#### Work required:
Write down each entry precisely as given.

***

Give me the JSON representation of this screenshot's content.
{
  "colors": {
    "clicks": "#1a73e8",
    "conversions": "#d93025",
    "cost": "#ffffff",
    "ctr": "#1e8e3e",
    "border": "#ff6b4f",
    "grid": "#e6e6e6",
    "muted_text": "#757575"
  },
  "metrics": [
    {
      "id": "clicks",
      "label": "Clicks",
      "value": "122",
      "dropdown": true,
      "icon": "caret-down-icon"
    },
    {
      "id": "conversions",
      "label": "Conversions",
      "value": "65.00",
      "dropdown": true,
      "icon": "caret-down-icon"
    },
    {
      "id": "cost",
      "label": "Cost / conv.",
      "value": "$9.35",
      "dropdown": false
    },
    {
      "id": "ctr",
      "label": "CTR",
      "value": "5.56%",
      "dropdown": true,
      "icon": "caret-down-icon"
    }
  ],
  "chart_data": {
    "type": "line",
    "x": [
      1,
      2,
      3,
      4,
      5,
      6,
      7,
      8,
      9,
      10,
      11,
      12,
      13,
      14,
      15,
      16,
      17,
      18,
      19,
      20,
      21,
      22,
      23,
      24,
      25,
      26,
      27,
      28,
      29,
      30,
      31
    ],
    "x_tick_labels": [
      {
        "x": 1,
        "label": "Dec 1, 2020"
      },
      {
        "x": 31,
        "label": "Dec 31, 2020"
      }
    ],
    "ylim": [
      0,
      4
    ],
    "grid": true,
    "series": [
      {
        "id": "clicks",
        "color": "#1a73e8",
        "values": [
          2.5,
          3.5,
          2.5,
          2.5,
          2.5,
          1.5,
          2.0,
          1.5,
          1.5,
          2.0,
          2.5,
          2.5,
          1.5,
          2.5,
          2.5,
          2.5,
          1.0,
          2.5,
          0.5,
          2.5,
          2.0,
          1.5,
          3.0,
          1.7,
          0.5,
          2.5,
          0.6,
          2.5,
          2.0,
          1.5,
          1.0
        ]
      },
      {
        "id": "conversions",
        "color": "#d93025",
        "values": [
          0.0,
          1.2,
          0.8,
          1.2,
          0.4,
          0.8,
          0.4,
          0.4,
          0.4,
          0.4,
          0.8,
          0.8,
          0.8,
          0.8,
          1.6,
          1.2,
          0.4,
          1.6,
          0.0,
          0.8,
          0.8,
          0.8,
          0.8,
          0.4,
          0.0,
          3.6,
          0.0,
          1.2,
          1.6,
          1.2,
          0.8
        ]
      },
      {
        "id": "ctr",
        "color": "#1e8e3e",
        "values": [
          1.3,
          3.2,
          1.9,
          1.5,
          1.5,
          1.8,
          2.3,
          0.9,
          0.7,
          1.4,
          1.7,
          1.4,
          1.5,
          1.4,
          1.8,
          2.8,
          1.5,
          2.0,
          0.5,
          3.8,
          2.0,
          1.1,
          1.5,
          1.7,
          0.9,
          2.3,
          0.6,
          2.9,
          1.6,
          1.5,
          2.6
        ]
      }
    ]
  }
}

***

#### Reply:
Give me the JSON representation of this screenshot's content.
{
  "colors": {
    "clicks": "#1a73e8",
    "conversions": "#d93025",
    "cost": "#ffffff",
    "ctr": "#1e8e3e",
    "border": "#ff6b4f",
    "grid": "#e6e6e6",
    "muted_text": "#757575"
  },
  "metrics": [
    {
      "id": "clicks",
      "label": "Clicks",
      "value": "122",
      "dropdown": true,
      "icon": "caret-down-icon"
    },
    {
      "id": "conversions",
      "label": "Conversions",
      "value": "65.00",
      "dropdown": true,
      "icon": "caret-down-icon"
    },
    {
      "id": "cost",
      "label": "Cost / conv.",
      "value": "$9.35",
      "dropdown": false
    },
    {
      "id": "ctr",
      "label": "CTR",
      "value": "5.56%",
      "dropdown": true,
      "icon": "caret-down-icon"
    }
  ],
  "chart_data": {
    "type": "line",
    "x": [
      1,
      2,
      3,
      4,
      5,
      6,
      7,
      8,
      9,
      10,
      11,
      12,
      13,
      14,
      15,
      16,
      17,
      18,
      19,
      20,
      21,
      22,
      23,
      24,
      25,
      26,
      27,
      28,
      29,
      30,
      31
    ],
    "x_tick_labels": [
      {
        "x": 1,
        "label": "Dec 1, 2020"
      },
      {
        "x": 31,
        "label": "Dec 31, 2020"
      }
    ],
    "ylim": [
      0,
      4
    ],
    "grid": true,
    "series": [
      {
        "id": "clicks",
        "color": "#1a73e8",
        "values": [
          2.5,
          3.5,
          2.5,
          2.5,
          2.5,
          1.5,
          2.0,
          1.5,
          1.5,
          2.0,
          2.5,
          2.5,
          1.5,
          2.5,
          2.5,
          2.5,
          1.0,
          2.5,
          0.5,
          2.5,
          2.0,
          1.5,
          3.0,
          1.7,
          0.5,
          2.5,
          0.6,
          2.5,
          2.0,
          1.5,
          1.0
        ]
      },
      {
        "id": "conversions",
        "color": "#d93025",
        "values": [
          0.0,
          1.2,
          0.8,
          1.2,
          0.4,
          0.8,
          0.4,
          0.4,
          0.4,
          0.4,
          0.8,
          0.8,
          0.8,
          0.8,
          1.6,
          1.2,
          0.4,
          1.6,
          0.0,
          0.8,
          0.8,
          0.8,
          0.8,
          0.4,
          0.0,
          3.6,
          0.0,
          1.2,
          1.6,
          1.2,
          0.8
        ]
      },
      {
        "id": "ctr",
        "color": "#1e8e3e",
        "values": [
          1.3,
          3.2,
          1.9,
          1.5,
          1.5,
          1.8,
          2.3,
          0.9,
          0.7,
          1.4,
          1.7,
          1.4,
          1.5,
          1.4,
          1.8,
          2.8,
          1.5,
          2.0,
          0.5,
          3.8,
          2.0,
          1.1,
          1.5,
          1.7,
          0.9,
          2.3,
          0.6,
          2.9,
          1.6,
          1.5,
          2.6
        ]
      }
    ]
  }
}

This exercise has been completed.